Neosho School District, which serves 4,700 K-12 students in rural Missouri, has embraced project-based and digital learning at every grade level. While students design and create in-school makerspaces and STEM labs, many projects serve the larger community.
For example, fourth graders wanted to raise money for a local animal shelter. They used online software to design doghouses, built one of their models, and tested it out (using dog treats) with some of the shelter’s clients. Second graders used tablets, greenscreens, and digital publishing tools to create promotional videos and flyers for a flower festival and farmer’s market. For a middle school English language arts and social studies project, students created digital videos, infographics, and websites about how to clean up a local park, and then presented to community leaders. Meanwhile, students at the alternative high school are creating virtual reality tours for some of those same parks. In a junior high innovation lab, students design products on their laptops, build prototypes, and create commercials to advertise their wares. Candles and school-themed stepping stones have been especially popular.

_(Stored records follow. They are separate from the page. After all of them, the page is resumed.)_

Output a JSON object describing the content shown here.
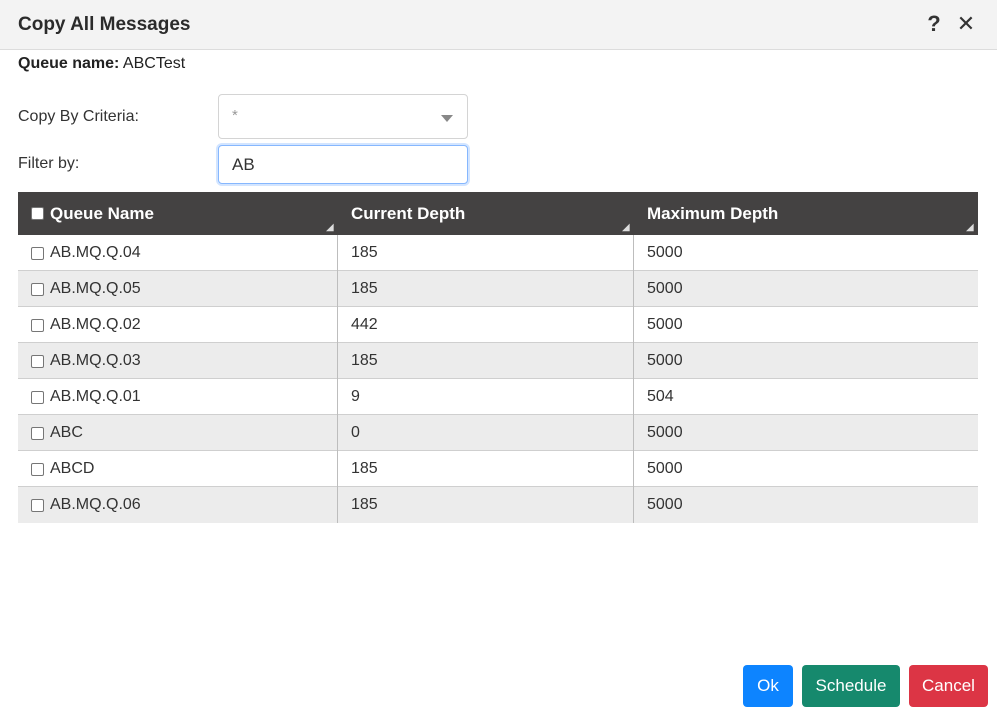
{
  "dialog": {
    "title": "Copy All Messages",
    "help_icon": "?",
    "close_icon": "✕"
  },
  "queue": {
    "label": "Queue name:",
    "value": "ABCTest"
  },
  "form": {
    "criteria_label": "Copy By Criteria:",
    "criteria_value": "*",
    "filter_label": "Filter by:",
    "filter_value": "AB"
  },
  "table": {
    "columns": [
      "Queue Name",
      "Current Depth",
      "Maximum Depth"
    ],
    "rows": [
      {
        "name": "AB.MQ.Q.04",
        "current": "185",
        "max": "5000"
      },
      {
        "name": "AB.MQ.Q.05",
        "current": "185",
        "max": "5000"
      },
      {
        "name": "AB.MQ.Q.02",
        "current": "442",
        "max": "5000"
      },
      {
        "name": "AB.MQ.Q.03",
        "current": "185",
        "max": "5000"
      },
      {
        "name": "AB.MQ.Q.01",
        "current": "9",
        "max": "504"
      },
      {
        "name": "ABC",
        "current": "0",
        "max": "5000"
      },
      {
        "name": "ABCD",
        "current": "185",
        "max": "5000"
      },
      {
        "name": "AB.MQ.Q.06",
        "current": "185",
        "max": "5000"
      }
    ]
  },
  "buttons": {
    "ok": "Ok",
    "schedule": "Schedule",
    "cancel": "Cancel"
  },
  "colors": {
    "header_bg": "#444242",
    "ok": "#0d84ff",
    "schedule": "#16896d",
    "cancel": "#dc3545"
  }
}
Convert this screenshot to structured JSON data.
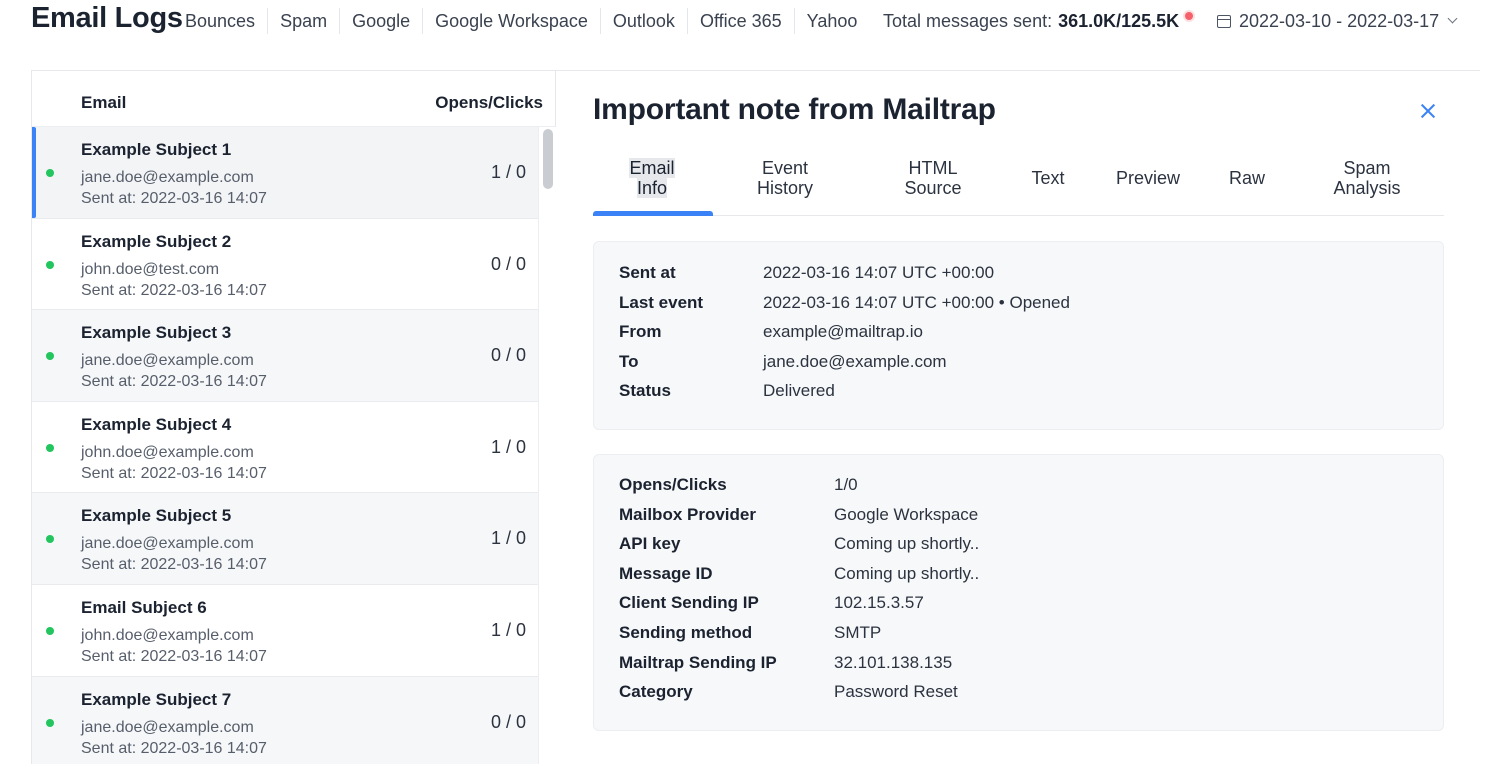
{
  "header": {
    "title": "Email Logs",
    "filters": [
      "Bounces",
      "Spam",
      "Google",
      "Google Workspace",
      "Outlook",
      "Office 365",
      "Yahoo"
    ],
    "total_label": "Total messages sent:",
    "total_value": "361.0K/125.5K",
    "date_range": "2022-03-10 - 2022-03-17"
  },
  "list": {
    "col_email": "Email",
    "col_opens_clicks": "Opens/Clicks",
    "rows": [
      {
        "subject": "Example Subject 1",
        "email": "jane.doe@example.com",
        "sent": "Sent at: 2022-03-16 14:07",
        "oc": "1 / 0"
      },
      {
        "subject": "Example Subject 2",
        "email": "john.doe@test.com",
        "sent": "Sent at: 2022-03-16 14:07",
        "oc": "0 / 0"
      },
      {
        "subject": "Example Subject 3",
        "email": "jane.doe@example.com",
        "sent": "Sent at: 2022-03-16 14:07",
        "oc": "0 / 0"
      },
      {
        "subject": "Example Subject 4",
        "email": "john.doe@example.com",
        "sent": "Sent at: 2022-03-16 14:07",
        "oc": "1 / 0"
      },
      {
        "subject": "Example Subject 5",
        "email": "jane.doe@example.com",
        "sent": "Sent at: 2022-03-16 14:07",
        "oc": "1 / 0"
      },
      {
        "subject": "Email Subject 6",
        "email": "john.doe@example.com",
        "sent": "Sent at: 2022-03-16 14:07",
        "oc": "1 / 0"
      },
      {
        "subject": "Example Subject 7",
        "email": "jane.doe@example.com",
        "sent": "Sent at: 2022-03-16 14:07",
        "oc": "0 / 0"
      }
    ]
  },
  "detail": {
    "title": "Important note from Mailtrap",
    "tabs": [
      {
        "l1": "Email",
        "l2": "Info"
      },
      {
        "l1": "Event",
        "l2": "History"
      },
      {
        "l1": "HTML",
        "l2": "Source"
      },
      {
        "l1": "Text",
        "l2": ""
      },
      {
        "l1": "Preview",
        "l2": ""
      },
      {
        "l1": "Raw",
        "l2": ""
      },
      {
        "l1": "Spam",
        "l2": "Analysis"
      }
    ],
    "card1": [
      {
        "k": "Sent at",
        "v": "2022-03-16 14:07 UTC +00:00"
      },
      {
        "k": "Last event",
        "v": "2022-03-16 14:07 UTC +00:00 • Opened"
      },
      {
        "k": "From",
        "v": "example@mailtrap.io"
      },
      {
        "k": "To",
        "v": "jane.doe@example.com"
      },
      {
        "k": "Status",
        "v": "Delivered"
      }
    ],
    "card2": [
      {
        "k": "Opens/Clicks",
        "v": "1/0"
      },
      {
        "k": "Mailbox Provider",
        "v": "Google Workspace"
      },
      {
        "k": "API key",
        "v": "Coming up shortly.."
      },
      {
        "k": "Message ID",
        "v": "Coming up shortly.."
      },
      {
        "k": "Client Sending IP",
        "v": "102.15.3.57"
      },
      {
        "k": "Sending method",
        "v": "SMTP"
      },
      {
        "k": "Mailtrap Sending IP",
        "v": "32.101.138.135"
      },
      {
        "k": "Category",
        "v": "Password Reset"
      }
    ]
  },
  "colors": {
    "accent": "#3b82f6",
    "status_dot": "#22c55e",
    "alert_dot": "#f5606a"
  }
}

“We want students to be creators, innovators, and problem-solvers,” says Educational Technology Director Mandy Lybeck. “This is about design thinking, from initial idea to iteration to completion.”